Plans for the next phase of Marietta’s Armory Square project are on a fast track, according to a presentation to city council’s lands, buildings and parks committee Monday.

In order to move forward with renovation of the century-old building’s first floor, which would allow partial occupancy of the facility, a final design plan has to be developed for that area by a certified architectural firm.

The process of selecting a suitable architect could take some time, but city engineer Joe Tucker suggested a firm already in place could provide the necessary services.

“Early on we did a quality selection process and chose the Davis Architectural Group to design the project, and they’ve been put on the shelf for several months,” he said.

Tucker said he had met with Ron VanWey, vice president of Davis Architectural Group, which designed the original armory renovation project for the entire building.

So far that project has included a new roof, new windows and doors, new front steps, a new parking lot and some interior upgrades on the building over the last few years.

But the facility has to be ready for at least partial occupancy by September 2015 to meet the requirements of an Ohio Department of Transportation National Scenic Byways grant in the amount of $252,397 to pay for the first floor renovation project.

“VanWey has said Davis Architectural could easily accommodate the project in their schedule, and he’s already familiar with the history of the armory project,” Tucker said. “He said this is doable, but we can’t waste any time.”

Councilman Harley Noland, D-at large, who chairs the lands, buildings and parks committee, agreed with Tucker’s plan.

“I have talked with Joe and would be very happy to move forward with his suggestion,” he said. “ODOT wants to see this project done.”

Noland said the city had a “very cordial” meeting last week with ODOT officials who oversee the Scenic Byways grant funding, but work to renovate the armory’s first floor has to be on a tight timeline in order to have that phase of the project finished by September of next year.

Tucker said the next step will be city council approval of a Local Project Agreement (LPA) with ODOT to continue with the project.
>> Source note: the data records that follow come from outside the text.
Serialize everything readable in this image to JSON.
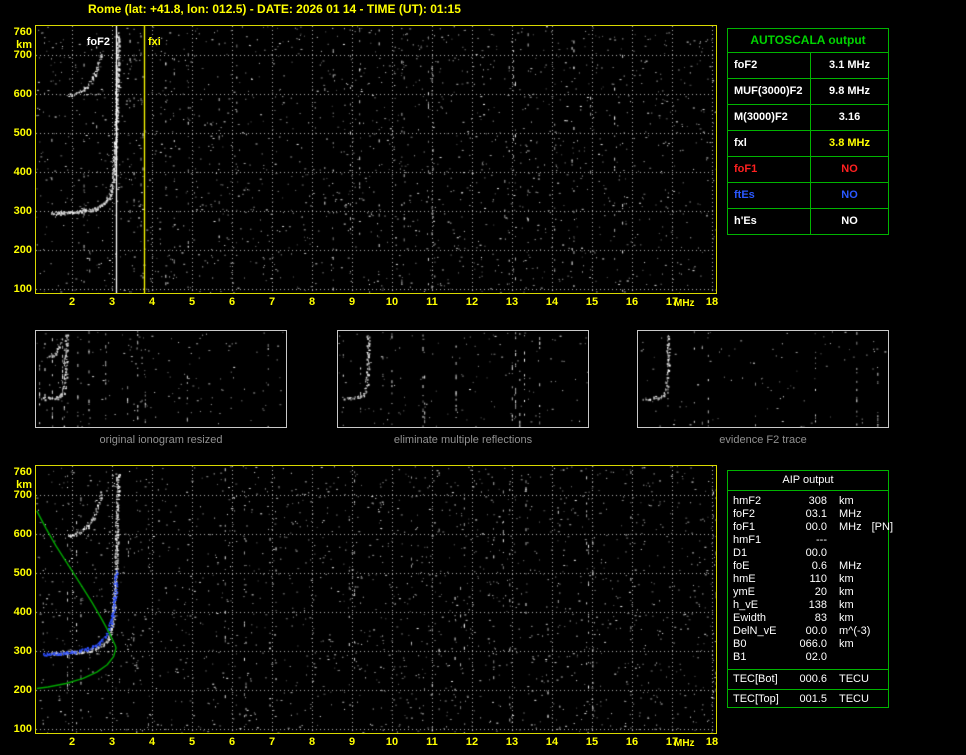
{
  "header": {
    "title": "Rome (lat: +41.8, lon: 012.5) - DATE: 2026 01 14 - TIME (UT): 01:15"
  },
  "autoscala": {
    "header": "AUTOSCALA output",
    "rows": [
      {
        "label": "foF2",
        "value": "3.1 MHz",
        "label_color": "#ffffff",
        "value_color": "#ffffff"
      },
      {
        "label": "MUF(3000)F2",
        "value": "9.8 MHz",
        "label_color": "#ffffff",
        "value_color": "#ffffff"
      },
      {
        "label": "M(3000)F2",
        "value": "3.16",
        "label_color": "#ffffff",
        "value_color": "#ffffff"
      },
      {
        "label": "fxl",
        "value": "3.8 MHz",
        "label_color": "#ffffff",
        "value_color": "#ffff00"
      },
      {
        "label": "foF1",
        "value": "NO",
        "label_color": "#ff2020",
        "value_color": "#ff2020"
      },
      {
        "label": "ftEs",
        "value": "NO",
        "label_color": "#2a58ff",
        "value_color": "#2a58ff"
      },
      {
        "label": "h'Es",
        "value": "NO",
        "label_color": "#ffffff",
        "value_color": "#ffffff"
      }
    ]
  },
  "thumbnails": [
    {
      "caption": "original ionogram resized"
    },
    {
      "caption": "eliminate multiple reflections"
    },
    {
      "caption": "evidence F2 trace"
    }
  ],
  "aip": {
    "header": "AIP output",
    "rows": [
      {
        "name": "hmF2",
        "value": "308",
        "unit": "km",
        "note": ""
      },
      {
        "name": "foF2",
        "value": "03.1",
        "unit": "MHz",
        "note": ""
      },
      {
        "name": "foF1",
        "value": "00.0",
        "unit": "MHz",
        "note": "[PN]"
      },
      {
        "name": "hmF1",
        "value": "---",
        "unit": "",
        "note": ""
      },
      {
        "name": "D1",
        "value": "00.0",
        "unit": "",
        "note": ""
      },
      {
        "name": "foE",
        "value": "0.6",
        "unit": "MHz",
        "note": ""
      },
      {
        "name": "hmE",
        "value": "110",
        "unit": "km",
        "note": ""
      },
      {
        "name": "ymE",
        "value": "20",
        "unit": "km",
        "note": ""
      },
      {
        "name": "h_vE",
        "value": "138",
        "unit": "km",
        "note": ""
      },
      {
        "name": "Ewidth",
        "value": "83",
        "unit": "km",
        "note": ""
      },
      {
        "name": "DelN_vE",
        "value": "00.0",
        "unit": "m^(-3)",
        "note": ""
      },
      {
        "name": "B0",
        "value": "066.0",
        "unit": "km",
        "note": ""
      },
      {
        "name": "B1",
        "value": "02.0",
        "unit": "",
        "note": ""
      }
    ],
    "tec_rows": [
      {
        "name": "TEC[Bot]",
        "value": "000.6",
        "unit": "TECU"
      },
      {
        "name": "TEC[Top]",
        "value": "001.5",
        "unit": "TECU"
      }
    ]
  },
  "chart_data": [
    {
      "id": "ionogram-main",
      "type": "scatter",
      "title": "",
      "xlabel": "MHz",
      "ylabel": "km",
      "xlim": [
        1.1,
        18.1
      ],
      "ylim": [
        90,
        775
      ],
      "x_ticks": [
        2,
        3,
        4,
        5,
        6,
        7,
        8,
        9,
        10,
        11,
        12,
        13,
        14,
        15,
        16,
        17,
        18
      ],
      "y_ticks": [
        760,
        700,
        600,
        500,
        400,
        300,
        200,
        100
      ],
      "x_grid": [
        2,
        3,
        4,
        5,
        6,
        7,
        8,
        9,
        10,
        11,
        12,
        13,
        14,
        15,
        16,
        17,
        18
      ],
      "y_grid": [
        100,
        200,
        300,
        400,
        500,
        600,
        700
      ],
      "grid": true,
      "markers": [
        {
          "label": "foF2",
          "freq": 3.1,
          "color": "#ffffff"
        },
        {
          "label": "fxi",
          "freq": 3.8,
          "color": "#ffff00"
        }
      ],
      "f2_trace": [
        [
          1.5,
          295
        ],
        [
          1.9,
          297
        ],
        [
          2.2,
          300
        ],
        [
          2.5,
          305
        ],
        [
          2.7,
          313
        ],
        [
          2.85,
          325
        ],
        [
          2.95,
          345
        ],
        [
          3.02,
          385
        ],
        [
          3.06,
          440
        ],
        [
          3.09,
          510
        ],
        [
          3.11,
          600
        ],
        [
          3.13,
          700
        ],
        [
          3.14,
          760
        ]
      ],
      "second_hop": [
        [
          1.9,
          598
        ],
        [
          2.1,
          603
        ],
        [
          2.3,
          613
        ],
        [
          2.45,
          630
        ],
        [
          2.55,
          650
        ],
        [
          2.65,
          678
        ],
        [
          2.72,
          712
        ]
      ]
    },
    {
      "id": "ionogram-aip",
      "type": "scatter",
      "title": "",
      "xlabel": "MHz",
      "ylabel": "km",
      "xlim": [
        1.1,
        18.1
      ],
      "ylim": [
        90,
        775
      ],
      "x_ticks": [
        2,
        3,
        4,
        5,
        6,
        7,
        8,
        9,
        10,
        11,
        12,
        13,
        14,
        15,
        16,
        17,
        18
      ],
      "y_ticks": [
        760,
        700,
        600,
        500,
        400,
        300,
        200,
        100
      ],
      "x_grid": [
        2,
        3,
        4,
        5,
        6,
        7,
        8,
        9,
        10,
        11,
        12,
        13,
        14,
        15,
        16,
        17,
        18
      ],
      "y_grid": [
        100,
        200,
        300,
        400,
        500,
        600,
        700
      ],
      "grid": true,
      "markers": [],
      "f2_trace": [
        [
          1.5,
          295
        ],
        [
          1.9,
          297
        ],
        [
          2.2,
          300
        ],
        [
          2.5,
          305
        ],
        [
          2.7,
          313
        ],
        [
          2.85,
          325
        ],
        [
          2.95,
          345
        ],
        [
          3.02,
          385
        ],
        [
          3.06,
          440
        ],
        [
          3.09,
          510
        ],
        [
          3.11,
          600
        ],
        [
          3.13,
          700
        ],
        [
          3.14,
          760
        ]
      ],
      "second_hop": [
        [
          1.9,
          598
        ],
        [
          2.1,
          603
        ],
        [
          2.3,
          613
        ],
        [
          2.45,
          630
        ],
        [
          2.55,
          650
        ],
        [
          2.65,
          678
        ],
        [
          2.72,
          712
        ]
      ],
      "fitted_trace": {
        "color": "#2e50ff",
        "points": [
          [
            1.3,
            293
          ],
          [
            1.7,
            295
          ],
          [
            2.05,
            299
          ],
          [
            2.35,
            305
          ],
          [
            2.6,
            315
          ],
          [
            2.8,
            333
          ],
          [
            2.93,
            360
          ],
          [
            3.02,
            400
          ],
          [
            3.07,
            455
          ],
          [
            3.1,
            510
          ]
        ]
      },
      "profile": {
        "color": "#00a800",
        "points": [
          [
            1.12,
            660
          ],
          [
            1.35,
            615
          ],
          [
            1.6,
            570
          ],
          [
            1.9,
            522
          ],
          [
            2.2,
            474
          ],
          [
            2.5,
            425
          ],
          [
            2.75,
            381
          ],
          [
            2.95,
            343
          ],
          [
            3.08,
            315
          ],
          [
            3.1,
            308
          ],
          [
            3.04,
            286
          ],
          [
            2.88,
            265
          ],
          [
            2.62,
            246
          ],
          [
            2.28,
            230
          ],
          [
            1.85,
            217
          ],
          [
            1.4,
            208
          ],
          [
            1.12,
            204
          ]
        ]
      }
    }
  ]
}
The LPA is expected to be approved during the next regular city council meeting May 15 at 7:30 p.m. in the community building at Lookout Park.
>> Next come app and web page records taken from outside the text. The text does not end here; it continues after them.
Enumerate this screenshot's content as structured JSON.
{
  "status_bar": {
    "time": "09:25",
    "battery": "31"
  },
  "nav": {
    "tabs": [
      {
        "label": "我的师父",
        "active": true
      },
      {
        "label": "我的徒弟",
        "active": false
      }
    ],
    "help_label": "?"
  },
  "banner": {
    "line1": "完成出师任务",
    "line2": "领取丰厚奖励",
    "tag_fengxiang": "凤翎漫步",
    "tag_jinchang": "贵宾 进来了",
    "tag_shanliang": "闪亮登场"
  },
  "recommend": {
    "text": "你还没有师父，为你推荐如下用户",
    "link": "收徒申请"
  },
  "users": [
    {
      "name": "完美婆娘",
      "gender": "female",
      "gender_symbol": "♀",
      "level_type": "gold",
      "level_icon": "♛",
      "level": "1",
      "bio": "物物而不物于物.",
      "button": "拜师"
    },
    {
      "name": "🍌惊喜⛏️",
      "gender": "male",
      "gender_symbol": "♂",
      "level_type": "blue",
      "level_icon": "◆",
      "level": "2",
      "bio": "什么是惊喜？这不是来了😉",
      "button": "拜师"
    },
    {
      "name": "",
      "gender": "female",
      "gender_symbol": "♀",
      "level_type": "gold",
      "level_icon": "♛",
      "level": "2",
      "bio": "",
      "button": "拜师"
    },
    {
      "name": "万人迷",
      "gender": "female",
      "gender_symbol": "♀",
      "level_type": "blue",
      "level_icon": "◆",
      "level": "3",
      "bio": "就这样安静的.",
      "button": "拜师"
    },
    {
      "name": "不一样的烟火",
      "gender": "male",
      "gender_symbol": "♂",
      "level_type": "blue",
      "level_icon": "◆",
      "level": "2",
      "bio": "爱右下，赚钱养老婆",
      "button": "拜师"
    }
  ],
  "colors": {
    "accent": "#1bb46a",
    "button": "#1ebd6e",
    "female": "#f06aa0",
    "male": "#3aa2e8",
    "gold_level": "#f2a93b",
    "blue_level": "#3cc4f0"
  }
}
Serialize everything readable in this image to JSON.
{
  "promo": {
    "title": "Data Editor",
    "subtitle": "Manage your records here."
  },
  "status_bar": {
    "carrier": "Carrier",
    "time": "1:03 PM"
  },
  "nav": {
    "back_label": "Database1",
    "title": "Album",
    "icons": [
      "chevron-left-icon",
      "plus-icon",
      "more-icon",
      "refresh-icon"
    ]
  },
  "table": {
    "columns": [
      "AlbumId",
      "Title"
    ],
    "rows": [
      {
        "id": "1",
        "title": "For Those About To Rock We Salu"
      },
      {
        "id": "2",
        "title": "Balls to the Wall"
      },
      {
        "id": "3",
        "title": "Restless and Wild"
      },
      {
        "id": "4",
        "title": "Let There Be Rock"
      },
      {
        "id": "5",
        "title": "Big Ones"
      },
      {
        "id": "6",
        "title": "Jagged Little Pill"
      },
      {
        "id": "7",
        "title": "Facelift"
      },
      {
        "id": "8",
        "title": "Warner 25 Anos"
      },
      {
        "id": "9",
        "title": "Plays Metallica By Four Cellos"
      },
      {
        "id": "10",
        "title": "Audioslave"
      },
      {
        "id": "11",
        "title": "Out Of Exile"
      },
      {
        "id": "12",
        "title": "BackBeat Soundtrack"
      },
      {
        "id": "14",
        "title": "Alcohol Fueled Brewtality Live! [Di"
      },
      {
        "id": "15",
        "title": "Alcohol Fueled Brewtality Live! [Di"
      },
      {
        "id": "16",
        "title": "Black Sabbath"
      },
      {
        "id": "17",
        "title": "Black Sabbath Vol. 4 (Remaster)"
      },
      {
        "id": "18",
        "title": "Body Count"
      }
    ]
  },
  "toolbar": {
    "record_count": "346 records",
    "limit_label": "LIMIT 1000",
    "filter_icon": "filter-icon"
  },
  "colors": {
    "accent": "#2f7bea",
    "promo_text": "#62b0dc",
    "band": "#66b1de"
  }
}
On a related topic, Jane Tumas-Serna, president of Armory Square, Inc., a nonprofit group that has helped raise support for the armory renovation, presented the committee members with a memorandum of understanding agreement to transfer funding for the project from the group to the city.

“With the city’s signature of this 10-year agreement Armory Square, Inc. would deposit $62,099.12 with the city as matching funds for the National Scenic Byways Grant,” she said.

City safety-service director Jonathan Hupp said he would give a copy of the proposed MOU to city law director Paul Bertram III for review.

In other business Monday, Hupp announced that Marietta Memorial Hospital officials had agreed to lease 30 spaces for employees, interns and hospital construction workers in the Indian Acres parking lot.

For more than a year the city has allowed use of the lot for overflow parking at no cost to the hospital which has been providing shuttle service between the lot and the hospital for the workers. But earlier this year city council designated a portion of several municipal lots as monthly paid parking spaces, including 30 spaces at the Indian Acres lot.

Each space is leased for $25 a month, and the revenue is to be used for parking lot maintenance and to pay the salary of a part-time parking enforcement officer who’s expected to be hired within the next month.

Noland said the MMH rental of the Indian Acres lot spaces would garner $750 a month for parking lot maintenance and enforcement.